and he makes her perform a whole sequence of disturbingly-bizarre fetish-games involving dolls and gender-ambiguous play-acting. And finally, he seems to want to be a doll,
a child, another gender, as well as his mother, and we all know where that leads. Got all that? His aging mother is a disturbed childish woman herself, treating her son as
both a replacement for her dead husband as well as her little boy. She is also a kleptomaniac and especially likes to steal from accident locations. The plotless movie simply
portrays their relationship, their perverted games and dialogue and interactions, and their antics outside with acquaintances. Jewish themes are used probably to hint at her
being a suffocating Jewish mother, except the Jewish music is Eastern-European and they are Argentinian, and for some reason they live as Christians. What does it all add up?
Nothing really. One could perhaps interpret it as a satirical portrayal of the break-down of families and sexual relations via Freudian diagnosis and an over-the-top trashy
approach, but that would be pushing it. It's really just a trashy movie that reduces a family and people to their most basic and outlandish instincts and perversions.
In the Name of the Son
Banned in Argentina for 20 years due to nude content involving minors, and thought to be lost. This impenetrably metaphoric and surreal movie by Jorge Polaco
portrays a family in trouble. The father has a lover who physically worships him and walks around with pubic hair in different colors, the step-mom is depressed,
breaks out in manic emotions and causes her husband to panic and order her repeatedly to open her eyes or to stop her outbursts. She also has a mentally handicapped
big brother and an unhealthy physical and emotionally tense relationship with her step-son, a young boy who also walks around naked in some scenes. There are recurring
themes of difficult relationships with dead or disabled ancestors, including a mummified grandfather whom they keep and abuse in the basement, an alluded car accident that
haunts them, and a dotty grandmother who seems preoccupied with objects, as well as many busts and paintings of relatives. Other themes include a nursery of children or

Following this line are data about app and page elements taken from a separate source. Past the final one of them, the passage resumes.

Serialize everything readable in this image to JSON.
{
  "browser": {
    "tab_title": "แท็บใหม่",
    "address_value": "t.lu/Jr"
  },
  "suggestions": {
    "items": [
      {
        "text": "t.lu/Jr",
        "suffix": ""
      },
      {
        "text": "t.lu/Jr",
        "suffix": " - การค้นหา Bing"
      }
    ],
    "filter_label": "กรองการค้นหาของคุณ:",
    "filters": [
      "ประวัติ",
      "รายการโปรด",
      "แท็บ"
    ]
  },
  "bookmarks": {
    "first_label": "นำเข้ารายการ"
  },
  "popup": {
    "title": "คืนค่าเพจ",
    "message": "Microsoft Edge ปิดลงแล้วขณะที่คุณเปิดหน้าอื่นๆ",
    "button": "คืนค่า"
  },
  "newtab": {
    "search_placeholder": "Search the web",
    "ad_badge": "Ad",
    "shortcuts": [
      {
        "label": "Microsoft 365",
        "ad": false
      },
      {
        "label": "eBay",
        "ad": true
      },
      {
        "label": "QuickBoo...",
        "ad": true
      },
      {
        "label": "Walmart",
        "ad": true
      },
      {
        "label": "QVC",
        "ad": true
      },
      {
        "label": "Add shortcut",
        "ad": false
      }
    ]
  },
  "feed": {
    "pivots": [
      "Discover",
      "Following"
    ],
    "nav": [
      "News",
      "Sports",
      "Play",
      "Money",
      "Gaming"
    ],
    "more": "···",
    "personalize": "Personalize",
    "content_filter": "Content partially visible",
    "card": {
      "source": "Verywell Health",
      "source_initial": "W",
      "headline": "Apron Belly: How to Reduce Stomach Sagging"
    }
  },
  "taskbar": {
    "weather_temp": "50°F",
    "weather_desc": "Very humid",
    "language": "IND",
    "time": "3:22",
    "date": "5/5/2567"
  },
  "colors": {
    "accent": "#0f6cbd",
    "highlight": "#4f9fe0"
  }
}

animals playing, and games between the father and his lover, and in-between, a strange symbolic character appears to give popcorn or chickens to the children. The film
is mostly a series of emotional or playful interactions and raw outbursts between the characters, sometimes reminiscent of Zulawski, except that it is very static and
doesn't develop. This, together with the fact that the movie is not enjoyable on its own terms without its hidden meaning, did not allow me to derive any pleasure from it.
My second Polaco movie and I am just as confused and bored. Visually, this movie is even busier than Kindergarten, looking like John Waters had filmed it on a Corkidi
set, or as if someone had taken everything in the props warehouse and thrown it all over every set, then gone to the thrift shop for costumes and bought anything
with bright colors. Like Kindergarten, the plot is paper-thin and the movie consists mostly of scenes of people interacting, over-acting, throwing emotional outbursts,
dancing, playing and having kinky sex, with various pets roaming all over, but unlike Kindergarten, this one is all about kitsch, trash and Waters-style comedy. Polaco
uses an Argentinian ex-sex-symbol, bringing her out of retirement, giving her the role of a woman who comes back to her hometown rich, teaming up to save the city with
her ex-lover the kinky mayor, who has a manic, hysterical wife, and a fat masturbating mommy-boy son. There is some revenge against some wacko inhabitants of the city
who used and abused her when she was a helpless homeless young woman, all straight out of a soap opera, and lots of dancing, festivals, gaudy costumes, random horny,
kitschy and trashy antics, a post-mortem wedding, strange acrobatic performers, a hairy butt at the gym, random pigs, molestation by bodybuilders, raunchy performances
by insane transvestites, and heaps of scenes with actors chewing up the scenery (and there is a lot to chew up!). Colorful & insane trash.
Lady Returns, The